The answer to the first is, “No, not really…” and the answer to the second is, “Yes, most definitely!”

While I don’t possess a magic brush, or even a special group of visiting elves that do my work for me while I sleep (I wish!), I do have some favourite brands of brushes that seem to work well for me.

The Big Guys – Styletto Brushes

For large brushwork and blending, I’ve found an awesome resource at my local Home Hardware in the Styletto brand of brushes. The ones they carry are 1.5 and 2 inch but I note that they have other sizes on the manufacturer’s website. They are synthetic, last forever if you treat them right, serve as a longtime multipurpose painting tool. From covering large areas of the canvas when they hold a good amount of paint through to drybrush blending, they have a light touch, are responsive and never seem to shed. I use them straight up and on the side. They go well both ways. I’d rate them as something I can’t do without, and I’d consider that I’m married to them.

The Medium Touch – Heinz-Jordan

I’ve really come to love the Heinz-Jordan line of oil brushes, which, like the Styletto brushes, have lasted me a VERY long time. I treat them right and wash them well with Murphy’s Oil Soap after using them. The ones I use are the Natural Hog Bristle brushes which, according to the company are “flagged” or split at the tip, providing the ability to hold and move heavy paint. The bristles curve in naturally keeping the bristles together, allowing for clean control of each stroke.

I find my H-J brushes great for plain-air painting and direct painting. They have a nice stiffness to them, and I prefer to use the filberts, in all sizes. They also make an excellent fan brush and I love them. The laquer-blue handles seem to be exactly the right length and weight, providing a great balance in my hand for expressive strokes and more detailed painting.

Princeton Brush Company Umbria 6250 brushesIt’s All In The Soft Refined Details – Princeton 6200/6250

For a softer touch, beautiful edges and some detailed work, I use the Princeton Artist Brush Co. Umbria 6200/6250 series. These brushes can be used for watercolour and acrylic as well, and are a synthetic brush. I don’t use anything much larger than a #4 in the round, filberts and flats. They’re lovely, but don’t have as much longevity under the same care as the HJ’s and Stylettos. I seem to go through them more but they serve an entirely different purpose for me, (glazes and details) and are ones that I use the least amount, especially when working with large format linens.

Brushes are an extension of the artist’s touch, and need to follow the mood and intention of the work. For me, these work well…..you may find your own preferences. I’m interested in knowing, do you have a favourite line of brushes? Tell me about it here on the blog.

Works In Progress – The Ponytail

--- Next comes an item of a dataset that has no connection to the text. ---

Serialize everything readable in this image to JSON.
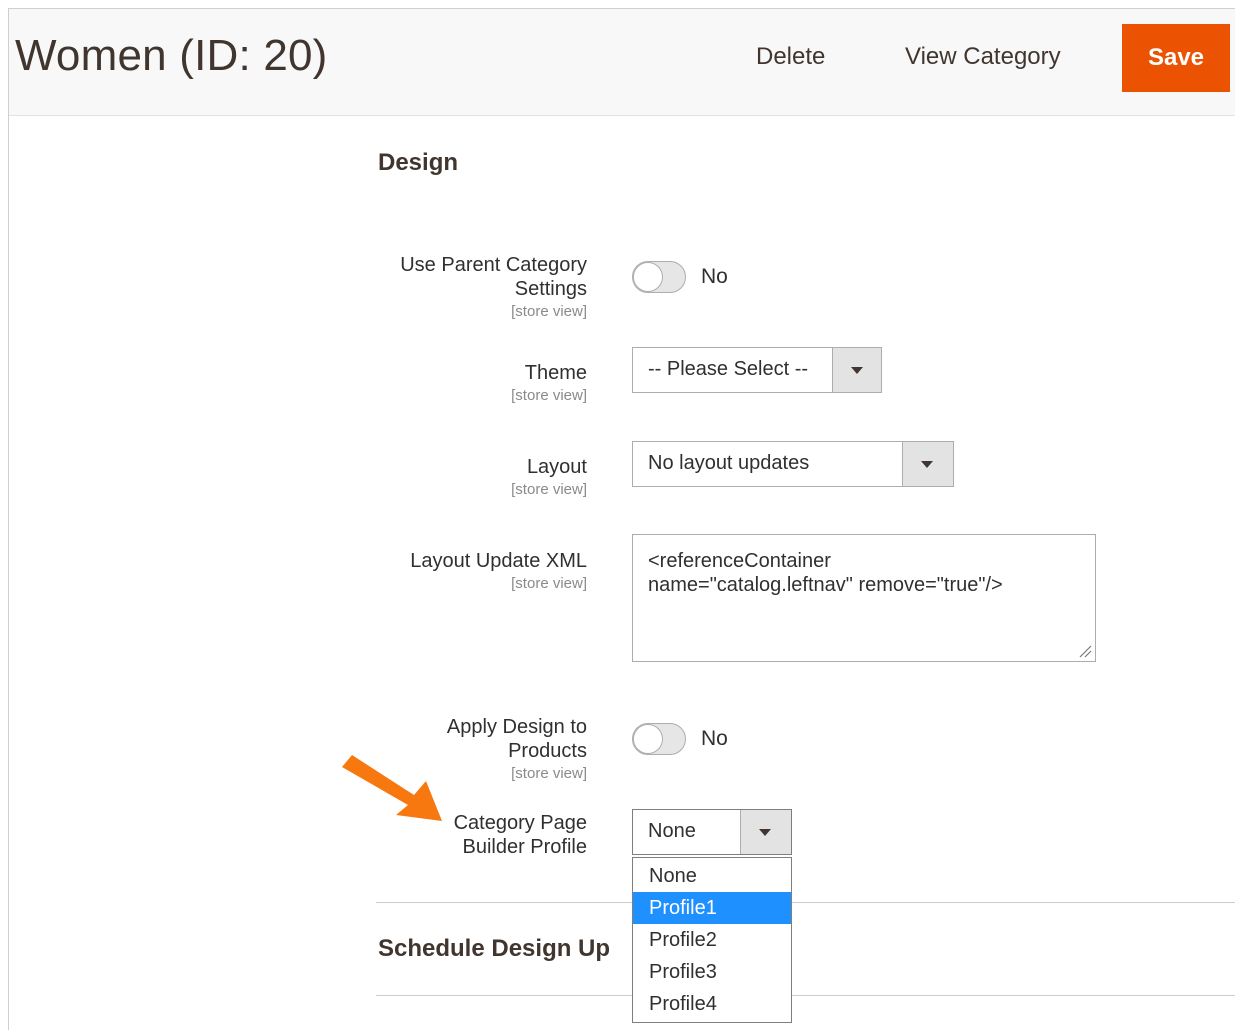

This past week, I spent teaching Old Masters Painting Techniques at Red Deer College in…you guessed it….Red Deer, Alberta.

During the week, I had five incredible students who were dedicated and excited to paint. Even though class officially went from 9-4 each day, most of them were there at 8 am and worked right through until 10 pm every night.

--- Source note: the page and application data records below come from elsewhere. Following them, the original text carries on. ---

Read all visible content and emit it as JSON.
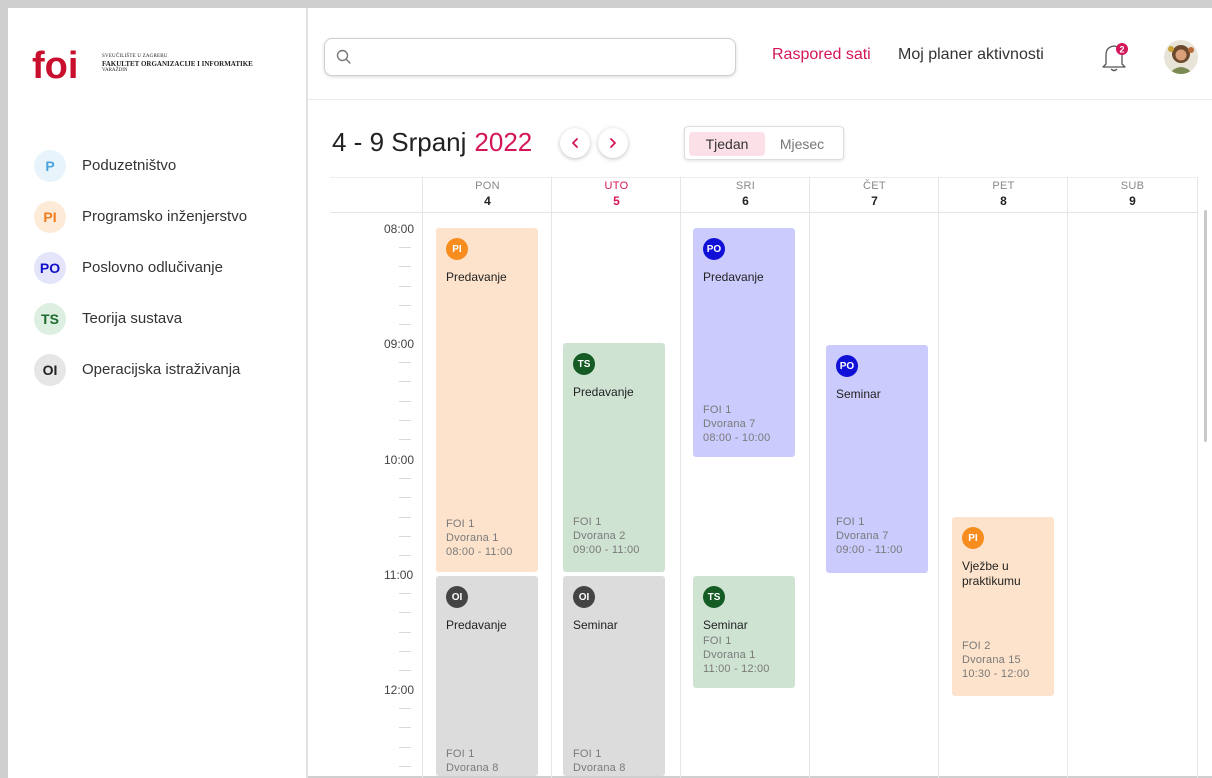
{
  "logo": {
    "brand": "foi",
    "line1": "SVEUČILIŠTE U ZAGREBU",
    "line2": "FAKULTET ORGANIZACIJE I INFORMATIKE",
    "line3": "VARAŽDIN"
  },
  "courses": [
    {
      "code": "P",
      "label": "Poduzetništvo",
      "bg": "#e8f4fb",
      "fg": "#4aa3df"
    },
    {
      "code": "PI",
      "label": "Programsko inženjerstvo",
      "bg": "#fdebd8",
      "fg": "#f07c1c"
    },
    {
      "code": "PO",
      "label": "Poslovno odlučivanje",
      "bg": "#e4e4fb",
      "fg": "#1010c8"
    },
    {
      "code": "TS",
      "label": "Teorija sustava",
      "bg": "#dcefe0",
      "fg": "#1c6b2c"
    },
    {
      "code": "OI",
      "label": "Operacijska istraživanja",
      "bg": "#e6e6e6",
      "fg": "#222222"
    }
  ],
  "search": {
    "placeholder": ""
  },
  "nav": {
    "schedule": "Raspored sati",
    "planner": "Moj planer aktivnosti"
  },
  "notifications": {
    "count": "2"
  },
  "calendar": {
    "title": "4 - 9 Srpanj",
    "year": "2022",
    "view_week": "Tjedan",
    "view_month": "Mjesec",
    "days": [
      {
        "name": "PON",
        "num": "4"
      },
      {
        "name": "UTO",
        "num": "5"
      },
      {
        "name": "SRI",
        "num": "6"
      },
      {
        "name": "ČET",
        "num": "7"
      },
      {
        "name": "PET",
        "num": "8"
      },
      {
        "name": "SUB",
        "num": "9"
      }
    ],
    "times": [
      "08:00",
      "09:00",
      "10:00",
      "11:00",
      "12:00"
    ]
  },
  "events": [
    {
      "badge": "PI",
      "title": "Predavanje",
      "info": [
        "FOI 1",
        "Dvorana 1",
        "08:00 - 11:00"
      ]
    },
    {
      "badge": "OI",
      "title": "Predavanje",
      "info": [
        "FOI 1",
        "Dvorana 8"
      ]
    },
    {
      "badge": "TS",
      "title": "Predavanje",
      "info": [
        "FOI 1",
        "Dvorana 2",
        "09:00 - 11:00"
      ]
    },
    {
      "badge": "OI",
      "title": "Seminar",
      "info": [
        "FOI 1",
        "Dvorana 8"
      ]
    },
    {
      "badge": "PO",
      "title": "Predavanje",
      "info": [
        "FOI 1",
        "Dvorana 7",
        "08:00 - 10:00"
      ]
    },
    {
      "badge": "TS",
      "title": "Seminar",
      "info": [
        "FOI 1",
        "Dvorana 1",
        "11:00 - 12:00"
      ]
    },
    {
      "badge": "PO",
      "title": "Seminar",
      "info": [
        "FOI 1",
        "Dvorana 7",
        "09:00 - 11:00"
      ]
    },
    {
      "badge": "PI",
      "title": "Vježbe u praktikumu",
      "info": [
        "FOI 2",
        "Dvorana 15",
        "10:30 - 12:00"
      ]
    }
  ],
  "colors": {
    "accent": "#d4155a",
    "pi_event": "#fde3cb",
    "po_event": "#cbcbfd",
    "ts_event": "#cfe3d3",
    "oi_event": "#dcdcdc"
  }
}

Here is a small demo study that I started during the course to illustrate some painting techniques. I’m very happy with the work, and will post the next set of developments.


On The Easel – Red Canoe Series – Pt. 3

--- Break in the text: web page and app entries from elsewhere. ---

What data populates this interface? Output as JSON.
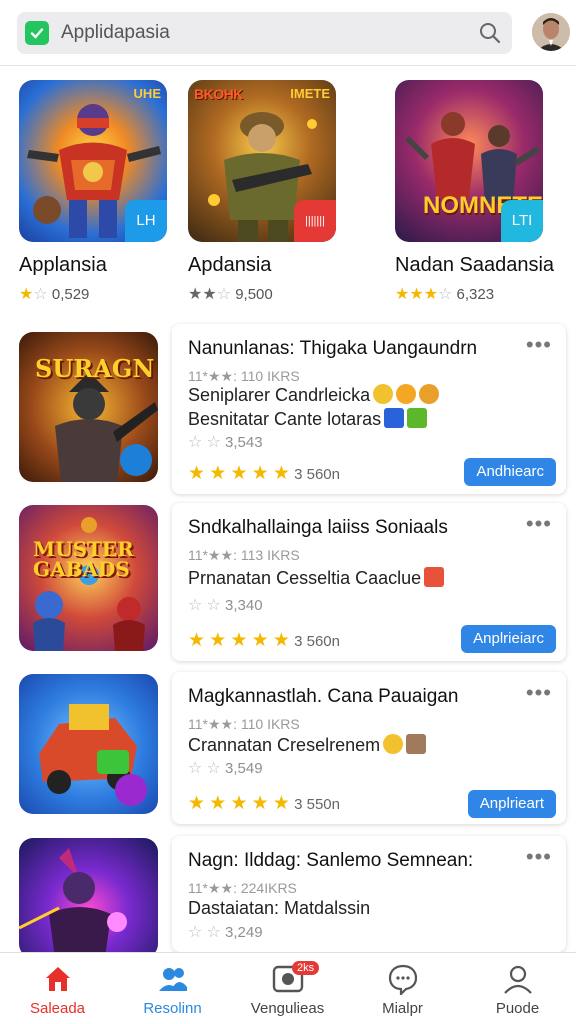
{
  "search": {
    "placeholder_text": "Applidapasia"
  },
  "featured": [
    {
      "title": "Applansia",
      "rating": "0,529",
      "stars": [
        "on",
        "off",
        "off",
        "off",
        "off"
      ],
      "badge": "LH",
      "badge_color": "#1e9be8",
      "caption_left": "",
      "caption_right": "UHE"
    },
    {
      "title": "Apdansia",
      "rating": "9,500",
      "stars": [
        "dark",
        "dark",
        "off",
        "off",
        "off"
      ],
      "badge": "|||||||",
      "badge_color": "#e53935",
      "caption_left": "BKOHK",
      "caption_right": "IMETE"
    },
    {
      "title": "Nadan Saadansia",
      "rating": "6,323",
      "stars": [
        "on",
        "on",
        "on",
        "off",
        "off"
      ],
      "badge": "LTI",
      "badge_color": "#21b8e0",
      "caption_left": "",
      "caption_right": "",
      "caption_bottom": "NOMNETE"
    }
  ],
  "rows": [
    {
      "title": "Nanunlanas: Thigaka Uangaundrn",
      "meta": "11*★★: 110 IKRS",
      "lines": [
        "Seniplarer Candrleicka",
        "Besnitatar Cante lotaras"
      ],
      "sub_rating": "3,543",
      "score": "3 560n",
      "button": "Andhiearc",
      "thumb_caption": "SURAGN"
    },
    {
      "title": "Sndkalhallainga laiiss Soniaals",
      "meta": "11*★★: 113 IKRS",
      "lines": [
        "Prnanatan Cesseltia Caaclue"
      ],
      "sub_rating": "3,340",
      "score": "3 560n",
      "button": "Anplrieiarc",
      "thumb_caption": "MUSTER GABADS"
    },
    {
      "title": "Magkannastlah. Cana Pauaigan",
      "meta": "11*★★: 110 IKRS",
      "lines": [
        "Crannatan Creselrenem"
      ],
      "sub_rating": "3,549",
      "score": "3 550n",
      "button": "Anplrieart",
      "thumb_caption": ""
    },
    {
      "title": "Nagn: Ilddag: Sanlemo Semnean:",
      "meta": "11*★★: 224IKRS",
      "lines": [
        "Dastaiatan: Matdalssin"
      ],
      "sub_rating": "3,249",
      "score": "",
      "button": "",
      "thumb_caption": ""
    }
  ],
  "nav": [
    {
      "label": "Saleada",
      "icon": "home-icon"
    },
    {
      "label": "Resolinn",
      "icon": "people-icon"
    },
    {
      "label": "Vengulieas",
      "icon": "record-icon",
      "badge": "2ks"
    },
    {
      "label": "Mialpr",
      "icon": "chat-icon"
    },
    {
      "label": "Puode",
      "icon": "profile-icon"
    }
  ],
  "colors": {
    "accent": "#2f86e6",
    "active_nav": "#e8302b",
    "star": "#f5b800"
  }
}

Red Canoe #10 (Work In Progress)

Red Canoe #10 (Work In Progress - Pic.3) ©2011 Janice Tanton. 36"x72"

Well, I’m almost there! These two monsters should be completed by the end of the day today, especially if it warms up a bit!

Red Canoe #11 (Work In Progress - Stage 3)

Red Canoe #11 (Work In Progress - Stage 3) ©2011 Janice Tanton. 48"x60"

Check out the earlier stages of progression on these two Red Canoe oil paintings and the between & betwixt stages of Pt. 2 from underpainting to glazing.